Yep, now that Eos, MaxJet and Silverjet have left the market, OpenSkies is going all business class, removing the 30-passenger economy cabin and filling the space with 12 "Prem+" seats with 52 inches of pitch and 140-degree recline. With the existing premium seats and first class, the carrier's one 757 will only carry 64 passengers at a time.
Why the change? The managing director of the carrier, Dale Moss, told Cranky Flier Brett Snyder that those economy seats were "a distraction." Seems he'd rather focus on new destinations instead: Boston and Washington are candidates for future service, as are Barcelona, Brussels and Milan.
What's it like to fly all business class across the Atlantic? A Jaunted tipster sent us this report about L'Avion.
Leaving Newark, there were only three people working at the counter. The line was a little long (and slow) which surprised me since this was supposed to be a business class flight. The gate area at Newark was on a very small concourse which meant security was quick but there weren't many services available after passing through.
Boarding was also very fast since there were fewer people getting on compared to a normal flight. Because there were fewer passengers, most of the overhead space was empty, which made it easy to stow carry-on luggage.

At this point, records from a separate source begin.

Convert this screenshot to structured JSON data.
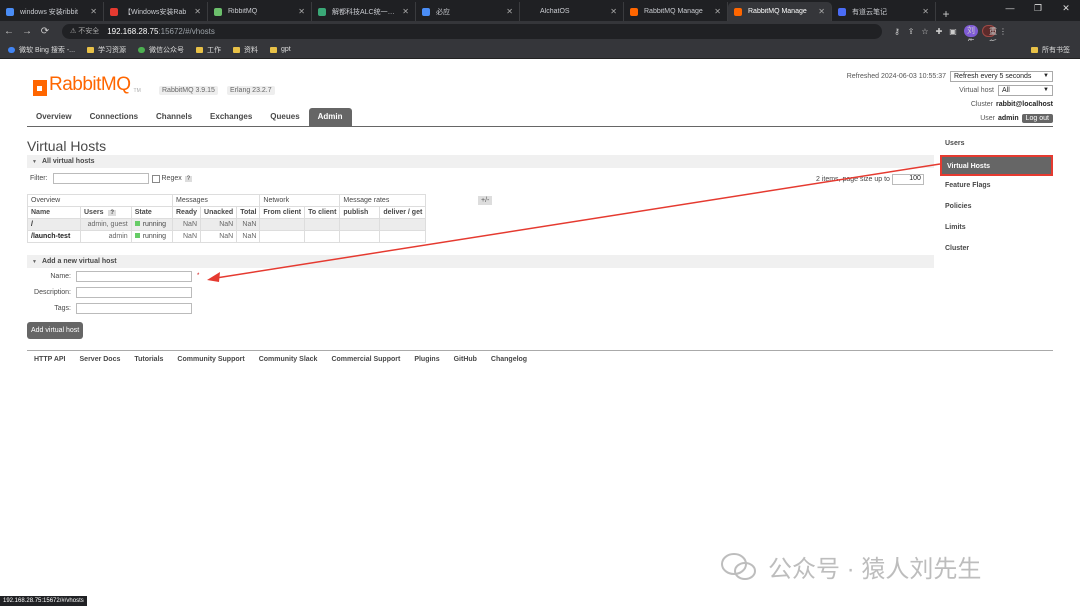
{
  "browser": {
    "tabs": [
      {
        "label": "windows 安装ribbit",
        "icon": "search-icon",
        "color": "#4a8df6"
      },
      {
        "label": "【Windows安装Rab",
        "icon": "csdn-icon",
        "color": "#e53a30"
      },
      {
        "label": "RibbitMQ",
        "icon": "list-icon",
        "color": "#6bbf6b"
      },
      {
        "label": "解都科技ALC统一监控",
        "icon": "leaf-icon",
        "color": "#3aa877"
      },
      {
        "label": "必应",
        "icon": "search-icon",
        "color": "#4a8df6"
      },
      {
        "label": "AlchatOS",
        "icon": "",
        "color": ""
      },
      {
        "label": "RabbitMQ Manage",
        "icon": "rabbitmq-icon",
        "color": "#f60"
      },
      {
        "label": "RabbitMQ Manage",
        "icon": "rabbitmq-icon",
        "color": "#f60"
      },
      {
        "label": "有道云笔记",
        "icon": "note-icon",
        "color": "#4a6cf6"
      }
    ],
    "new_tab": "+",
    "security": "不安全",
    "url_host": "192.168.28.75",
    "url_path": ":15672/#/vhosts",
    "restart_label": "重新启动即可更新",
    "avatar_text": "刘先",
    "bookmarks": [
      "微软 Bing 搜索 -...",
      "学习资源",
      "微信公众号",
      "工作",
      "资料",
      "gpt"
    ],
    "all_bookmarks": "所有书签",
    "status_url": "192.168.28.75:15672/#/vhosts"
  },
  "header": {
    "logo_text": "RabbitMQ",
    "logo_tm": "TM",
    "version": "RabbitMQ 3.9.15",
    "erlang": "Erlang 23.2.7",
    "refreshed": "Refreshed 2024-06-03 10:55:37",
    "refresh_select": "Refresh every 5 seconds",
    "vhost_label": "Virtual host",
    "vhost_select": "All",
    "cluster_label": "Cluster",
    "cluster_value": "rabbit@localhost",
    "user_label": "User",
    "user_value": "admin",
    "logout": "Log out"
  },
  "tabs": [
    "Overview",
    "Connections",
    "Channels",
    "Exchanges",
    "Queues",
    "Admin"
  ],
  "main": {
    "title": "Virtual Hosts",
    "all_vhosts": "All virtual hosts",
    "filter_label": "Filter:",
    "regex_label": "Regex",
    "help": "?",
    "page_info": "2 items, page size up to",
    "page_size": "100",
    "plusminus": "+/-",
    "group_headers": [
      "Overview",
      "Messages",
      "Network",
      "Message rates"
    ],
    "columns": [
      "Name",
      "Users",
      "State",
      "Ready",
      "Unacked",
      "Total",
      "From client",
      "To client",
      "publish",
      "deliver / get"
    ],
    "rows": [
      {
        "name": "/",
        "users": "admin, guest",
        "state": "running",
        "ready": "NaN",
        "unacked": "NaN",
        "total": "NaN"
      },
      {
        "name": "/launch-test",
        "users": "admin",
        "state": "running",
        "ready": "NaN",
        "unacked": "NaN",
        "total": "NaN"
      }
    ],
    "add_section": "Add a new virtual host",
    "name_label": "Name:",
    "desc_label": "Description:",
    "tags_label": "Tags:",
    "required_mark": "*",
    "add_button": "Add virtual host"
  },
  "footer": [
    "HTTP API",
    "Server Docs",
    "Tutorials",
    "Community Support",
    "Community Slack",
    "Commercial Support",
    "Plugins",
    "GitHub",
    "Changelog"
  ],
  "sidenav": [
    "Users",
    "Virtual Hosts",
    "Feature Flags",
    "Policies",
    "Limits",
    "Cluster"
  ],
  "watermark": "公众号 · 猿人刘先生",
  "colors": {
    "brand": "#ff6600",
    "highlight": "#e53a30",
    "tab_active": "#666666"
  }
}
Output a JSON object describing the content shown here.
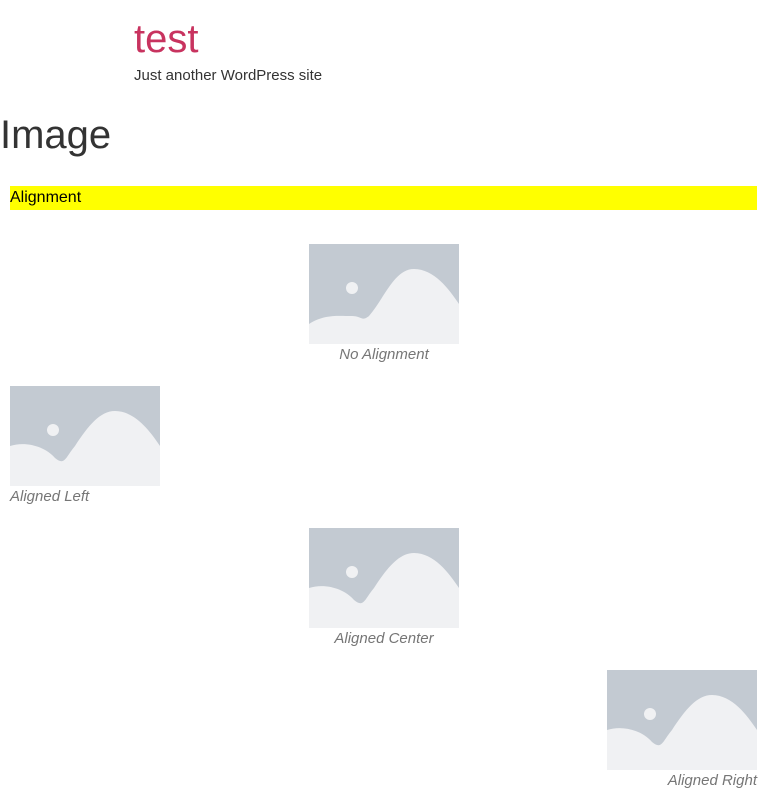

All Business Class Carriers / OpenSkies / L'Avion / British Airways / Open Skies / JFK / ORY / EWR / → All Tags
L'Avion, the last independent transatlantic all business class carrier, just got bought up by British Airways. The backer of the new premium airline OpenSkies directly competed with L'Avion for Paris to New York passengers--until today.
The deal cost BA 68 million ($108 million), though L'Avion had 33 million in cash in the bank. More importantly than eliminating the competition and getting two 757s, OpenSkies will also get L'Avion's landing slots at ORY.
We have two big questions. First, where will the newly-expanded OpenSkies fly? L'Avion served Newark, while the BA offshoot lands at JFK. A company press release mentions "up to three daily flights between Paris Orly and the New York area." The second question: Will OpenSkies make a dime off this deal?
We won't pretend to understand all the business-side stuff, other than to say that clearly not enough people were flying. Surprisingly, airline officials didn't blame fuel prices, instead saying the deal fell apart:
As a result of the unusually complex negotiations with third parties.
The entire 420-person staff of Silverjet has been laid off.
But spokesman Greg Maliczyszyn--who's probably been having two really rough weeks--just emailed us to announce that a preliminary deal has been made to re-launch Silverjet. But don't pop those corks just yet: A contract making the deal official still hasn't been signed. (The airline says things should be official by June 13.)
While there might be some folks cheering the airline's (potential) rebirth, we have to wonder how many passengers will rush back to the brand. What's that they say about fooling us twice?